_What you need to do:_ In the material beneath, how many lines contain the word "JSON"? Give the count alone.
*** Begin section ***
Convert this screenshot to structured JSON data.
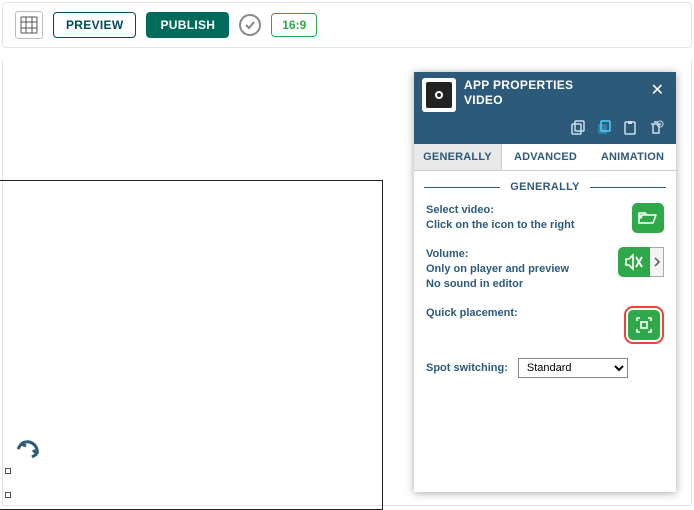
{
  "toolbar": {
    "preview_label": "PREVIEW",
    "publish_label": "PUBLISH",
    "aspect_ratio": "16:9"
  },
  "panel": {
    "title_line1": "APP PROPERTIES",
    "title_line2": "VIDEO",
    "tabs": {
      "generally": "GENERALLY",
      "advanced": "ADVANCED",
      "animation": "ANIMATION"
    },
    "section_title": "GENERALLY",
    "rows": {
      "select_video": {
        "label": "Select video:",
        "sub": "Click on the icon to the right"
      },
      "volume": {
        "label": "Volume:",
        "sub1": "Only on player and preview",
        "sub2": "No sound in editor"
      },
      "quick_placement": {
        "label": "Quick placement:"
      },
      "spot_switching": {
        "label": "Spot switching:",
        "selected": "Standard",
        "options": [
          "Standard"
        ]
      }
    }
  },
  "colors": {
    "header_bg": "#2e5a7a",
    "accent_green": "#2fa84a",
    "highlight_red": "#e43",
    "publish_green": "#006b5a"
  }
}
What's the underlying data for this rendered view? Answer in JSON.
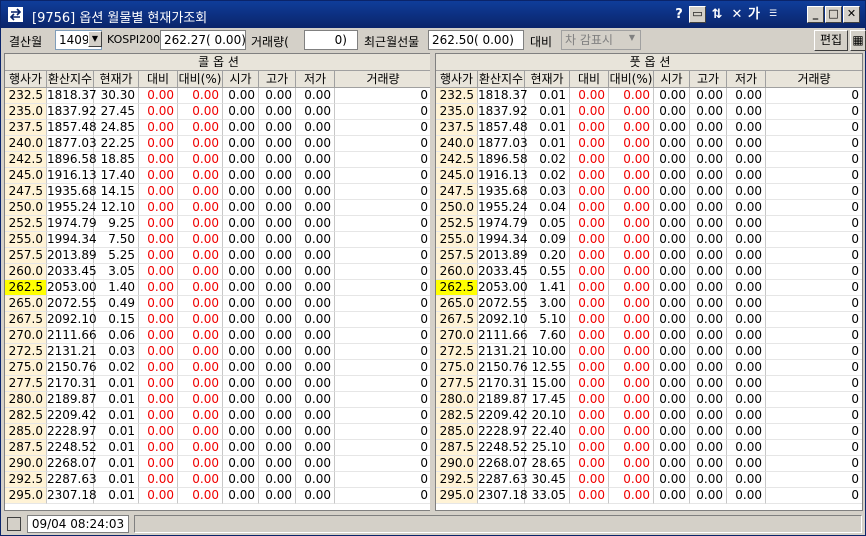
{
  "window": {
    "title": "[9756] 옵션 월물별 현재가조회",
    "help_label": "?",
    "font_label": "가"
  },
  "toolbar": {
    "month_label": "결산월",
    "month_value": "1409",
    "kospi_label": "KOSPI200",
    "kospi_value": "262.27( 0.00)",
    "volume_label": "거래량(",
    "volume_value": "0)",
    "near_futures_label": "최근월선물",
    "near_futures_value": "262.50( 0.00)",
    "change_label": "대비",
    "display_select": "차  감표시",
    "edit_button": "편집"
  },
  "call": {
    "title": "콜 옵 션",
    "headers": [
      "행사가",
      "환산지수",
      "현재가",
      "대비",
      "대비(%)",
      "시가",
      "고가",
      "저가",
      "거래량"
    ]
  },
  "put": {
    "title": "풋 옵 션",
    "headers": [
      "행사가",
      "환산지수",
      "현재가",
      "대비",
      "대비(%)",
      "시가",
      "고가",
      "저가",
      "거래량"
    ]
  },
  "atm_strike": "262.5",
  "rows": [
    {
      "strike": "232.5",
      "index": "1818.37",
      "call": "30.30",
      "put": "0.01"
    },
    {
      "strike": "235.0",
      "index": "1837.92",
      "call": "27.45",
      "put": "0.01"
    },
    {
      "strike": "237.5",
      "index": "1857.48",
      "call": "24.85",
      "put": "0.01"
    },
    {
      "strike": "240.0",
      "index": "1877.03",
      "call": "22.25",
      "put": "0.01"
    },
    {
      "strike": "242.5",
      "index": "1896.58",
      "call": "18.85",
      "put": "0.02"
    },
    {
      "strike": "245.0",
      "index": "1916.13",
      "call": "17.40",
      "put": "0.02"
    },
    {
      "strike": "247.5",
      "index": "1935.68",
      "call": "14.15",
      "put": "0.03"
    },
    {
      "strike": "250.0",
      "index": "1955.24",
      "call": "12.10",
      "put": "0.04"
    },
    {
      "strike": "252.5",
      "index": "1974.79",
      "call": "9.25",
      "put": "0.05"
    },
    {
      "strike": "255.0",
      "index": "1994.34",
      "call": "7.50",
      "put": "0.09"
    },
    {
      "strike": "257.5",
      "index": "2013.89",
      "call": "5.25",
      "put": "0.20"
    },
    {
      "strike": "260.0",
      "index": "2033.45",
      "call": "3.05",
      "put": "0.55"
    },
    {
      "strike": "262.5",
      "index": "2053.00",
      "call": "1.40",
      "put": "1.41"
    },
    {
      "strike": "265.0",
      "index": "2072.55",
      "call": "0.49",
      "put": "3.00"
    },
    {
      "strike": "267.5",
      "index": "2092.10",
      "call": "0.15",
      "put": "5.10"
    },
    {
      "strike": "270.0",
      "index": "2111.66",
      "call": "0.06",
      "put": "7.60"
    },
    {
      "strike": "272.5",
      "index": "2131.21",
      "call": "0.03",
      "put": "10.00"
    },
    {
      "strike": "275.0",
      "index": "2150.76",
      "call": "0.02",
      "put": "12.55"
    },
    {
      "strike": "277.5",
      "index": "2170.31",
      "call": "0.01",
      "put": "15.00"
    },
    {
      "strike": "280.0",
      "index": "2189.87",
      "call": "0.01",
      "put": "17.45"
    },
    {
      "strike": "282.5",
      "index": "2209.42",
      "call": "0.01",
      "put": "20.10"
    },
    {
      "strike": "285.0",
      "index": "2228.97",
      "call": "0.01",
      "put": "22.40"
    },
    {
      "strike": "287.5",
      "index": "2248.52",
      "call": "0.01",
      "put": "25.10"
    },
    {
      "strike": "290.0",
      "index": "2268.07",
      "call": "0.01",
      "put": "28.65"
    },
    {
      "strike": "292.5",
      "index": "2287.63",
      "call": "0.01",
      "put": "30.45"
    },
    {
      "strike": "295.0",
      "index": "2307.18",
      "call": "0.01",
      "put": "33.05"
    }
  ],
  "zero_price": "0.00",
  "zero_volume": "0",
  "colors": {
    "title_bg": "#0a246a",
    "change_red": "#f00000",
    "atm_highlight": "#ffff00",
    "strike_bg": "#fff3d6"
  },
  "status": {
    "time": "09/04 08:24:03"
  }
}
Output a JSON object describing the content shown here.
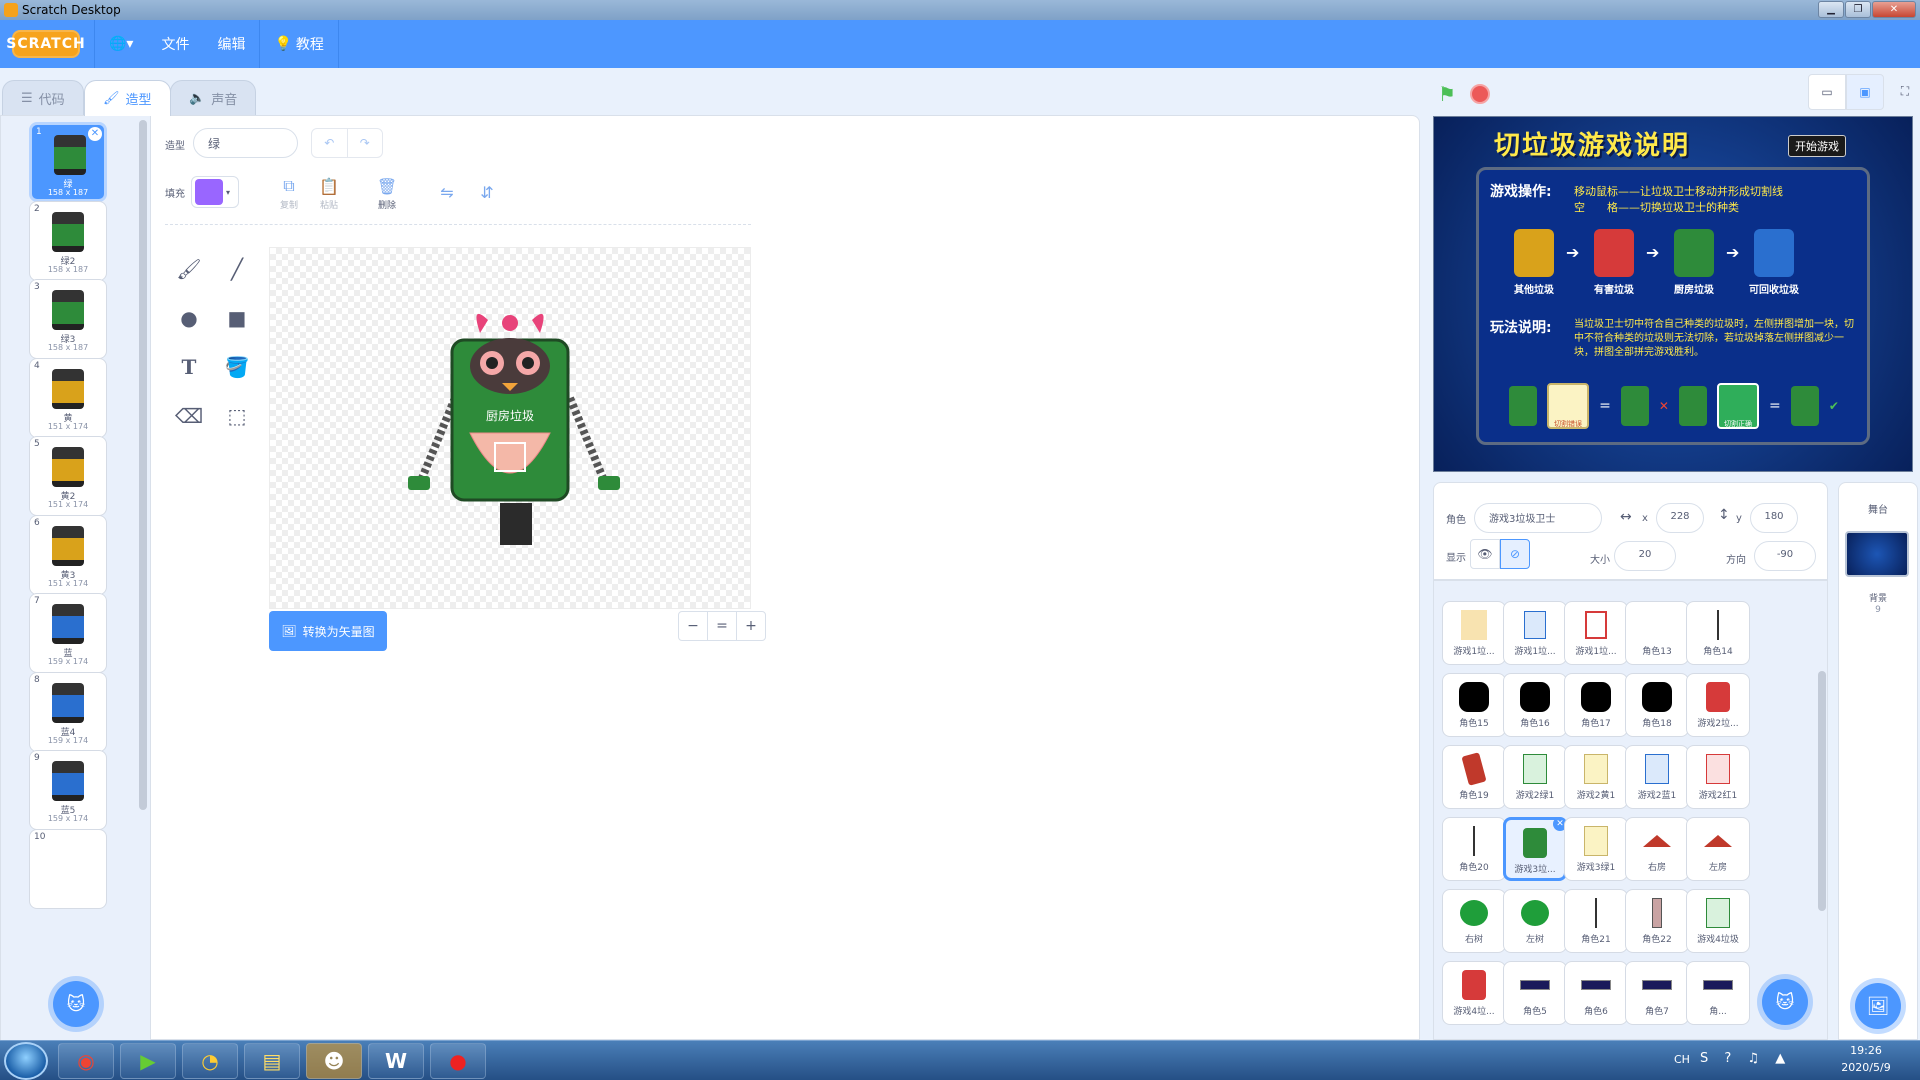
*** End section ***
_Solution:_ 3